“The Hive ransomware [takedown] … confirmed that, so when we were able to get more insight into one particular ransomware variant, about 20% of what we saw in Hive ransomware attacks were being reported to us from victims,” said Ring.

The FBI made a (failed) attempt to be included as the primary reporting entity in incident reporting regulations alongside the Cybersecurity and Infrastructure Security Agency, but CISA Director Jen Easterly has pledged to share those reporting with the bureau.

But the successes from the Hive takedown convinced officials that higher rates of reporting from the private sector will yield further insights and create more opportunities for high-impact operations in the future. Part of that process is assuaging nerves around inviting the FBI or other policing organizations to poke and prod in their business, and lawmakers are looking for different ways to encourage victims to increase reporting rates and make it clear the purpose of such engagements would be restricted to cybersecurity.

“We want to encourage people to go to the bureau because oftentimes what the bureau learns from one attack, they can share with other field offices and … build an ability to get keys back if you know the style and methods of those attacks,” said Rep. Eric Swalwell, D-Calif, ranking member on the House Homeland’s cyber subcommittee, on May 5. “That’s a priority for us, to try to bump up that number and make sure people know that they’re not coming in to see if your books are clean, that’s not going to be a part of [the process.”

Cryptocurrency tracers are demystifying the blockchain

Ransomware groups traditionally demand payment in the form of cryptocurrency because of its perceived anonymity, but that has started to change over the past few years.

 A report from Chainalysis in January found that total funds sent to known ransomware addresses globally fell from $765.5 million in 2021 to $456.8 million in 2022, while victim payments rates have nearly halved since 2019, from 76% to 41%.

The findings suggest many organizations may be heeding the advice of the FBI and other government agencies who urge victims of ransomware not to pay, as it will simply fund and feed the next round of attacks.
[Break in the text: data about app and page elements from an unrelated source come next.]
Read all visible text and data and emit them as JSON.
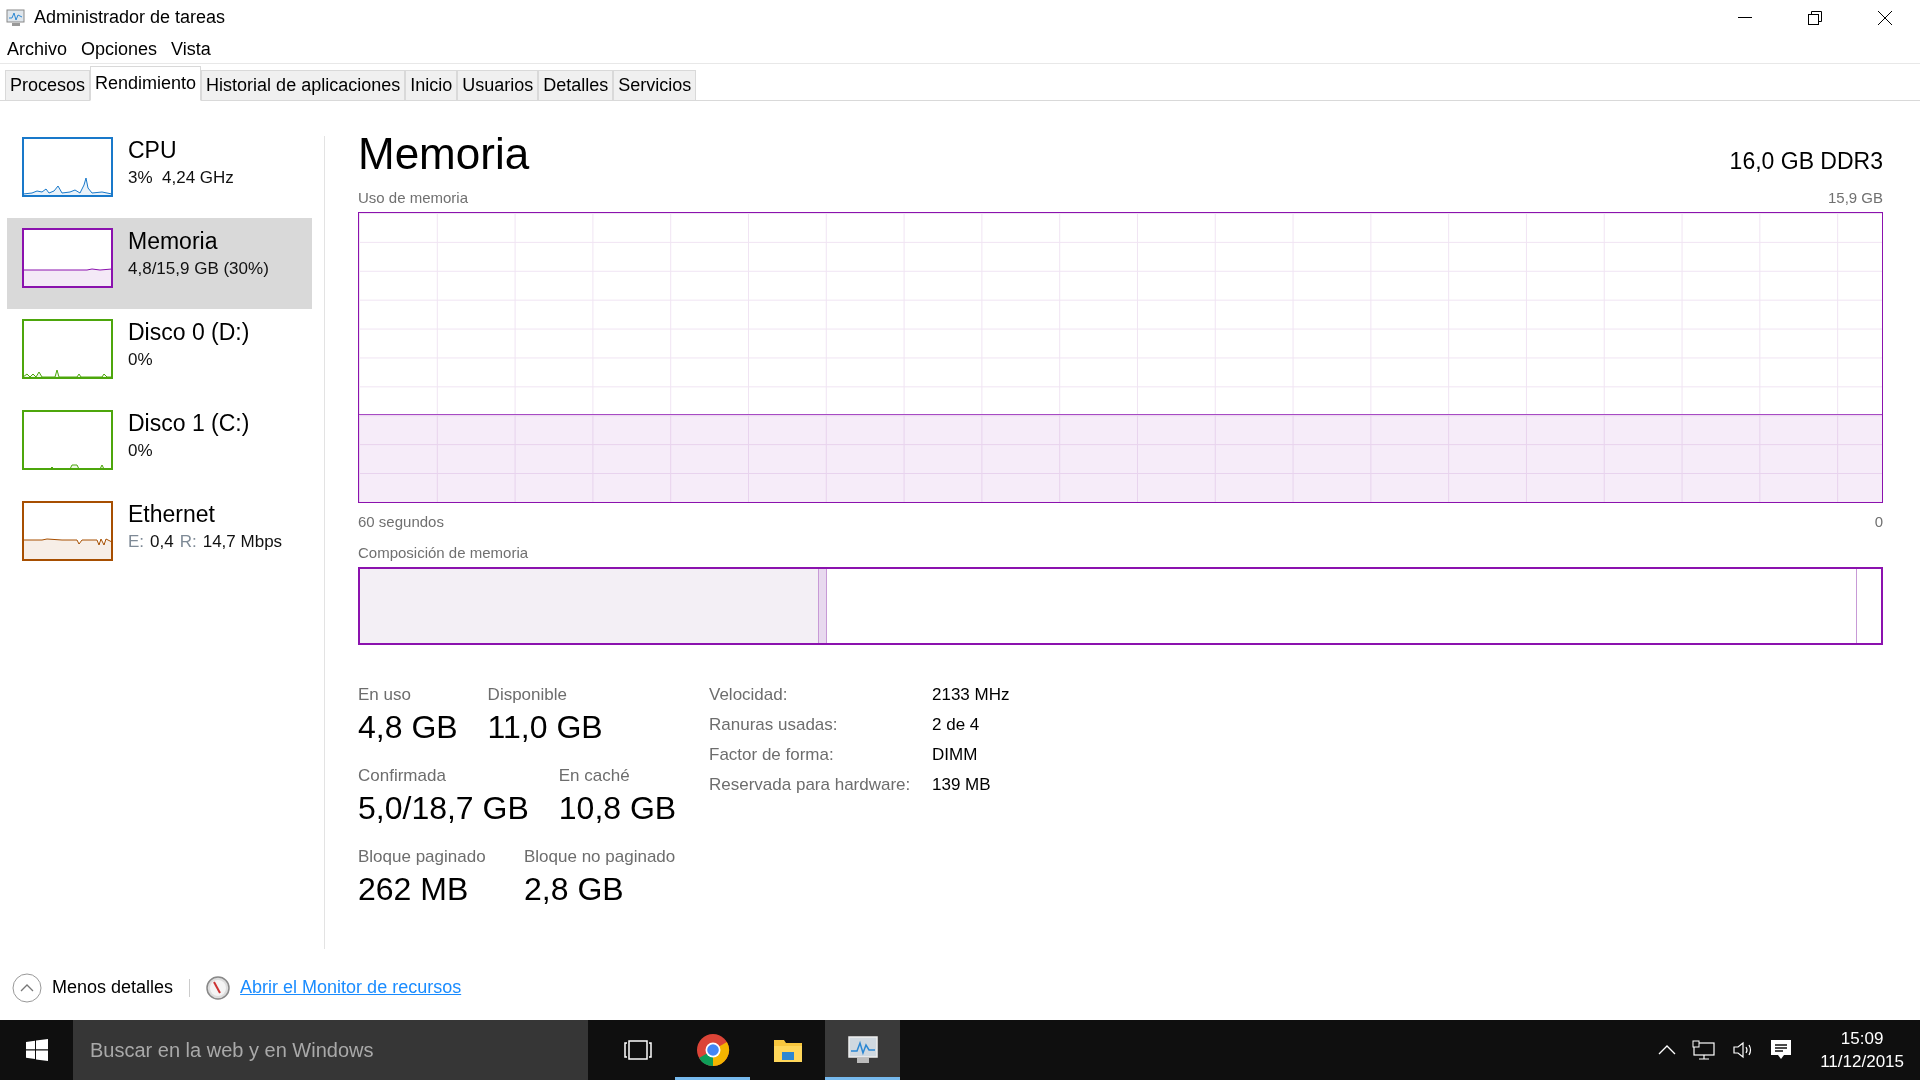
{
  "window": {
    "title": "Administrador de tareas"
  },
  "menu": [
    "Archivo",
    "Opciones",
    "Vista"
  ],
  "tabs": [
    {
      "label": "Procesos",
      "selected": false
    },
    {
      "label": "Rendimiento",
      "selected": true
    },
    {
      "label": "Historial de aplicaciones",
      "selected": false
    },
    {
      "label": "Inicio",
      "selected": false
    },
    {
      "label": "Usuarios",
      "selected": false
    },
    {
      "label": "Detalles",
      "selected": false
    },
    {
      "label": "Servicios",
      "selected": false
    }
  ],
  "sidebar": {
    "items": [
      {
        "title": "CPU",
        "subtitle": "3%  4,24 GHz",
        "color": "#1979ca",
        "selected": false
      },
      {
        "title": "Memoria",
        "subtitle": "4,8/15,9 GB (30%)",
        "color": "#8b12ae",
        "selected": true
      },
      {
        "title": "Disco 0 (D:)",
        "subtitle": "0%",
        "color": "#4da60c",
        "selected": false
      },
      {
        "title": "Disco 1 (C:)",
        "subtitle": "0%",
        "color": "#4da60c",
        "selected": false
      },
      {
        "title": "Ethernet",
        "subtitle_parts": [
          {
            "label": "E:",
            "value": "0,4"
          },
          {
            "label": "R:",
            "value": "14,7 Mbps"
          }
        ],
        "color": "#a74f01",
        "selected": false
      }
    ]
  },
  "main": {
    "title": "Memoria",
    "spec": "16,0 GB DDR3",
    "usage_graph": {
      "label": "Uso de memoria",
      "max": "15,9 GB",
      "left_axis": "60 segundos",
      "right_axis": "0"
    },
    "composition": {
      "label": "Composición de memoria"
    },
    "stats": [
      [
        {
          "label": "En uso",
          "value": "4,8 GB"
        },
        {
          "label": "Disponible",
          "value": "11,0 GB"
        }
      ],
      [
        {
          "label": "Confirmada",
          "value": "5,0/18,7 GB"
        },
        {
          "label": "En caché",
          "value": "10,8 GB"
        }
      ],
      [
        {
          "label": "Bloque paginado",
          "value": "262 MB"
        },
        {
          "label": "Bloque no paginado",
          "value": "2,8 GB"
        }
      ]
    ],
    "details": [
      {
        "label": "Velocidad:",
        "value": "2133 MHz"
      },
      {
        "label": "Ranuras usadas:",
        "value": "2 de 4"
      },
      {
        "label": "Factor de forma:",
        "value": "DIMM"
      },
      {
        "label": "Reservada para hardware:",
        "value": "139 MB"
      }
    ]
  },
  "footer": {
    "less_details": "Menos detalles",
    "link": "Abrir el Monitor de recursos"
  },
  "taskbar": {
    "search_placeholder": "Buscar en la web y en Windows",
    "apps": [
      {
        "kind": "taskview",
        "running": false,
        "selected": false
      },
      {
        "kind": "browser",
        "running": true,
        "selected": false
      },
      {
        "kind": "folder",
        "running": false,
        "selected": false
      },
      {
        "kind": "taskmanager",
        "running": true,
        "selected": true
      }
    ],
    "time": "15:09",
    "date": "11/12/2015"
  }
}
It’s also possible that some companies are warier of reporting attacks as a number of ransomware groups tied to nation-states have been placed on sanctions lists.

The work of Chainalysis — which has contracts with the FBI, Treasury Department and other agencies to trace ransom payments and other form of digital crime — and other tracing companies have become critical tools that shed light on the ways the cryptocurrency space is being exploited by hackers and criminals. Their findings also help policymakers better understand how to better regulate a sector that in recent years has increasingly become synonymous with wrongdoing.

“There are a lot of people who really associate cryptocurrency — at least in the state of Michigan — exclusively with crime and criminality and as a way to pay bad guys,” said Rep. Elissa Slotkin, D-Mich.. “They don’t understand the underlying blockchain technology that might be super interesting. Right now, they associate it with the bad stuff.”